The Sigma 105mm f2.8 DG DN Macro Art produces very little coma even wide open.
Rendering of out-of-focus point-light sources
This test is for the rendering of point-light sources in an out-of-focus background. The circle of confusion that is produced by this test is pretty indicative of Bokeh performance (in the background) and light fall-off. Ideally the out-of-focus image of the point-light is evenly lit and perfectly circular, with no “onion-rings”, and without coloration. Large aperture lenses normally produce an effect known as “cat’s eye” the further away from the optical axis the point-light is projected. This is due to optical vignetting in the lens barrel when light enters the lens from an angle.
The crops below the main image are from the center, APS-C-corner, and FF-corner resized to make them comparable across all my reviews.
The diameter of the Bokeh balls in the center is determined by the entrance pupil of the lens. So the new Sigma should produce slightly bigger Bokeh balls than the Sony FE 90mm f2.8 G OSS Macro. Compression of the circle towards the corners looks relatively mild at f2.8 and is gone at the APS-C-corner at f5.6. But at that aperture the circle of confusion is no longer perfectly round in the center. The inside of the Bokeh balls is pretty smooth but there is some outlining. And again there’s no green coloration from longitudinal CA.
Now let’s see how this analysis of out-of-focus point-light sources translates into Bokeh-performance shooting a book-shelf. Crops are from the foreground, middle-ground, and background resized to make them comparable across all my reviews.
The Sigma 105mm f2.8 DG DN Macro Art produces a slightly nervous Bokeh in the foreground and background with some double-contours.
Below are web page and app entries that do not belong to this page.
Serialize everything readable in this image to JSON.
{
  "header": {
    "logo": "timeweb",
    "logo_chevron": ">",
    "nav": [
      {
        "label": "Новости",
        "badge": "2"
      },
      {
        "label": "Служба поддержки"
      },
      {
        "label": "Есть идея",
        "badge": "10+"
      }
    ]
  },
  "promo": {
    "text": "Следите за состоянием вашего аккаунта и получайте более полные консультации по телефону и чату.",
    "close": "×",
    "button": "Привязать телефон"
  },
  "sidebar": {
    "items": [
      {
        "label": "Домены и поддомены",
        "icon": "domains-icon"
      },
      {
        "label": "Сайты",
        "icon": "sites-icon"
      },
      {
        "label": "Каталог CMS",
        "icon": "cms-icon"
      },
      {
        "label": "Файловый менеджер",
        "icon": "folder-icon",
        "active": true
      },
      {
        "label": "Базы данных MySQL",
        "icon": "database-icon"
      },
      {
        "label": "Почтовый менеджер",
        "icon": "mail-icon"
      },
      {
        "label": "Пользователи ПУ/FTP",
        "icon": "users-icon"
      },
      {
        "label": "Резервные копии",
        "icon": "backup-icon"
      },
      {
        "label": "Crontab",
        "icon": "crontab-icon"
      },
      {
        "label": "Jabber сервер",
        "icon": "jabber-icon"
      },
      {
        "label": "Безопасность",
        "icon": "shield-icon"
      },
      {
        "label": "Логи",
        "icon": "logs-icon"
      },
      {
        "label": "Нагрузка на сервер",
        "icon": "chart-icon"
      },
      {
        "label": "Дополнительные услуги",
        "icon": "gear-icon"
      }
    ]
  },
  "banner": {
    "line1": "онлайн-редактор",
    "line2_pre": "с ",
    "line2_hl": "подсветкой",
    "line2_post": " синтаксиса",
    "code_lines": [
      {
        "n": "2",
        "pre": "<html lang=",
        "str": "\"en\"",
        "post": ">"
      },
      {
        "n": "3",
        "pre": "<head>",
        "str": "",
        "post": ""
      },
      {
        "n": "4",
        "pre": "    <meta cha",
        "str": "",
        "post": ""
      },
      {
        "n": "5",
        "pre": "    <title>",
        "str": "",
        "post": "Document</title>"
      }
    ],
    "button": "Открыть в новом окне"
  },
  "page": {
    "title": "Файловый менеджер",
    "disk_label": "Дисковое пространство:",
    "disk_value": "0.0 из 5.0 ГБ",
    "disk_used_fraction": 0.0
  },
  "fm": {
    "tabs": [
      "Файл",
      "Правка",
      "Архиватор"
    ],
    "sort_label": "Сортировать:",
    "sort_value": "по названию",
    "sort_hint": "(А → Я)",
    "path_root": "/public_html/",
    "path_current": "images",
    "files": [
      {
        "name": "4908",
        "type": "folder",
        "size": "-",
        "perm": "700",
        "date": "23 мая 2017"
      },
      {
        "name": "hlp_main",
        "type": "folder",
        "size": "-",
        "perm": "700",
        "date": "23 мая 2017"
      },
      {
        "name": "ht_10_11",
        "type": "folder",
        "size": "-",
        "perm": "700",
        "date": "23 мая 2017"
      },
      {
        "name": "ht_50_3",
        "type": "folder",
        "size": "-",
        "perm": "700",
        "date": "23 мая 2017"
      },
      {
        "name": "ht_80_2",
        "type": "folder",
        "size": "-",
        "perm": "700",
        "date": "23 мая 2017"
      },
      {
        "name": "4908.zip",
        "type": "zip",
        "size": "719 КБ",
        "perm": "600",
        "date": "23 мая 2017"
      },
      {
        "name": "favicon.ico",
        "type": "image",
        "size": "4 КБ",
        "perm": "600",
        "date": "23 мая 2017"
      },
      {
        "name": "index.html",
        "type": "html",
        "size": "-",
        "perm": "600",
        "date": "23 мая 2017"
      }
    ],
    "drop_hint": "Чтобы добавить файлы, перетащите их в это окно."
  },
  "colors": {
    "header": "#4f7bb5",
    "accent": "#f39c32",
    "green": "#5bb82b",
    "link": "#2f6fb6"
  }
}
Still the transition zone in the middle-ground is relatively soft and not at all marred by coloration from loCA.
The new Sigma Macro Art goes down to 1:1 magnification. The first set of images was shot at 1:3.4 magnification where the area of sharp focus is just 82 x 122mm. The crops shown below are from 4mm, 13mm, and 20mm off the center of the sensor respectively. For the following crops I focused once on the center at f2.8 and did not change focus:
The Sigma 24-70mm f2.8 DG DN Art produces very sharp results right across the sensor even at f2.8. Stopping down to f11 robs a bit of acuity due to diffraction.
The next set of images was shot from low ISO b&w film negativ at 1:1 magnification. So the “noise” that you see in the crops is actually the film grain. The crops shown below are from 3mm, 11mm, and 19mm off the center of the sensor respectively.
The new Sigma clearly out-resolves the target in this case even in the FF-corner at f2.8
Flare, ghosting, and sun-stars
Catching a strong light-source shining directly into the lens is always a risky business: it could produce strange colorful ghost-images or reduce contrast considerably through flare and glare. The appearance of flare and ghosting depends on factors like the aperture and the angle of the light hitting the lens. So to judge the proclivity of the new Sigma 105mm f2.8 DG DN Macro Art for these artifacts I went through a series of well calculated shots against a strong light source to provoke glare and ghosting. The lens hood was mounted in all shots. Following are two of the more extreme example results. The little bright square inset in the upper left shows the respective area with an exposure compensation of +3 EV to make it easier to see which levels of black the lens renders at that point:
The Sigma 105mm f2.8 DG DN Macro Art produces some ghosting artifacts and overall contrast is reduced through veiling glare. To produce well defined sunstars the lens needs to be stopped down to f8.0 or below:
Next check out my sample images!Check prices on the Sigma 105mm f2.8 DG DN Macro Art at B&H, WEX, or Calumet.de! Alternatively get yourself a copy of my In Camera book or treat me to a coffee! Thanks!